Tonight, I’ll be busy with a fundraising event I’m organizing with the Syria Film Festival. For lack of a better name, it’s the SYFF Cultural Party, and it’s actually going to be a pretty fun night.
When we were planning the fundraiser, we had our eye on a comprehensive menu of entertainment. We’ve arranged an art auction, and our Festival Director AtoZ’s band is playing a set of traditional and contemporary Syrian music.
But the centrepiece of the Cultural Party is the screening of a film that one of our partners produced, My Dream My Right. Faisal Attrache is a documentary director who's made several shorts following the lives of people at the Za’atari Refugee Camp just over Syria’s border with Jordan.
Over 80,000 people live in Za’atari, making it Jordan’s fourth-largest city. It’s a city made of United Nations tents in the middle of the bloody desert. It’s existed for four years. And it’s a pretty typical refugee camp in that it’s an enormous limbo for its residents, trapped by the international laws of citizenship that keep them from seeking a better life elsewhere.
The Europeans certainly don’t want any more Syrian people coming to their country, so everyone is just sort of stuck there. That’s what refugee camps are – places where people are stuck. 80,000 people.
Some of those people are youth who’ve taken part in a set of filmmaking workshops that Attrache – and his organization, Voices of the Children – have set up. My Dream My Right is a collection of several short films that these young people made themselves. Each is only a few minutes long, and expresses an aesthetic style unique to each of these young directors.
One of the founding activists and officials in the UNHCR, Thomas Jamieson, had a saying that I discovered a while ago. “If you can close a camp, do it.” A refugee camp is a living purgatory, stuck in a place where your citizenship and your humanity isn’t even fully recognized.
It reminds me of one core truth behind my own political ideas – We can’t rely on our states to protect us and bestow us rights. We deserve full rights and legal recognition as people, regardless of citizenship and the laws of whatever government issued us our papers. You're always in some minimal danger of a government that cares nothing for you leaving you out to dry.
Well, Za’atari doesn’t seem to be going anywhere anytime soon. But these young people are sick of the limbo of life in a refugee camp.
The Cultural Party will also now be the first stage in fulfilling a promise I made to the documentary’s producers at the Voices of the Children non-profit. Figuring out how to get these people out of the god damn refugee camp.
Because if you've been stuck in a refugee camp in the middle of the Jordanian desert overlooking the Syrian border for four years,* you’ll want to get the hell out. It’s not a nice place to be for a month, let alone for four years.
* Four fucking years. I mean, seriously.
Four fucking years. I’d have had it. I’m not surprised that these guys have too.

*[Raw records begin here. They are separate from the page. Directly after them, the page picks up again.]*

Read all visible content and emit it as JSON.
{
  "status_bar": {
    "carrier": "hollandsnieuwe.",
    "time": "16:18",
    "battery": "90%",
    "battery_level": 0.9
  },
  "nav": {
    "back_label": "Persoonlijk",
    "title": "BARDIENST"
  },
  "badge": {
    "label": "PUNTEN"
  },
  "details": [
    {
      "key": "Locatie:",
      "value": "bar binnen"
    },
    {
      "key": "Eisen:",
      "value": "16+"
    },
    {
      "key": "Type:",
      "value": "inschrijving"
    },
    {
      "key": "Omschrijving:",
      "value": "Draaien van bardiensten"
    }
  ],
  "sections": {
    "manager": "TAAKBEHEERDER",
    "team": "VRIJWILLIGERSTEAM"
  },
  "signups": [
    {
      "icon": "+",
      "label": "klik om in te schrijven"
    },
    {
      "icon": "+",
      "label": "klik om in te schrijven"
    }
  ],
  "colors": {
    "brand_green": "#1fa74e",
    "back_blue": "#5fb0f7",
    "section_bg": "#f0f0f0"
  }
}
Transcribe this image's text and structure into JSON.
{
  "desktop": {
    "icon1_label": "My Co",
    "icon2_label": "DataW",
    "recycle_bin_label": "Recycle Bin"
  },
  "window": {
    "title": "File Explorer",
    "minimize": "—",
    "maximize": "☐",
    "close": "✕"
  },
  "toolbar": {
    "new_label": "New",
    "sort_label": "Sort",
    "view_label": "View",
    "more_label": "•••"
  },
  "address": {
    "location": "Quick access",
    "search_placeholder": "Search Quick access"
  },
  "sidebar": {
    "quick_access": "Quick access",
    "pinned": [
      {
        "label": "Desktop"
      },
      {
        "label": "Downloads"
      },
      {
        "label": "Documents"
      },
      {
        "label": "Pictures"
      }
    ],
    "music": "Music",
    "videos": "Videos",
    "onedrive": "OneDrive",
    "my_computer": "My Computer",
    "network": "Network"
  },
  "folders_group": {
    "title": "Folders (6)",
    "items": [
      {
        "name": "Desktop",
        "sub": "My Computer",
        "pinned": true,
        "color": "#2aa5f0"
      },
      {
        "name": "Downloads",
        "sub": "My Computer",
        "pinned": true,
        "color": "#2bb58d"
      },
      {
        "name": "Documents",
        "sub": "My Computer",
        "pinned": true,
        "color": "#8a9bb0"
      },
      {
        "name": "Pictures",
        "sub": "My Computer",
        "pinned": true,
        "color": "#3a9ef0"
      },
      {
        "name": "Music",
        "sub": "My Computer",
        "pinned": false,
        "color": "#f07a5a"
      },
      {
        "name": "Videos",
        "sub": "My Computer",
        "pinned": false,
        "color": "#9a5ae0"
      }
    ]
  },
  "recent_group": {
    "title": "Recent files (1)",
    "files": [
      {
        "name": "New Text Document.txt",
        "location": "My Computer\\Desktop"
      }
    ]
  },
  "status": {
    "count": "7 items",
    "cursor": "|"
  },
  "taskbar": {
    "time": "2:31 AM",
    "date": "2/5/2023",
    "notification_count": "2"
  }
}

So I plan on introducing (virtually) some of SYFF’s donors and immigration activist partners to the young artists behind My Dream My Right.
If they can produce such remarkable cinematic beauty in the generally shitty conditions of Za’atari, they’ll be able to weather pretty much anything in the name of art. Especially if they can get the resources of a country and society like Canada working for them.
Some of the heirs to Werner Herzog’s pragmatic existential cinematic process could be in Za’atari right now. We owe it to the world, humanity, God, to get them to make as many films as physically possible.
God would owe them. God should owe them.
Once again, here’s the Facebook event for the Cultural Party tonight. Never stop pushing and nudging the world toward freedom. Even if it’s just a $20 cover charge.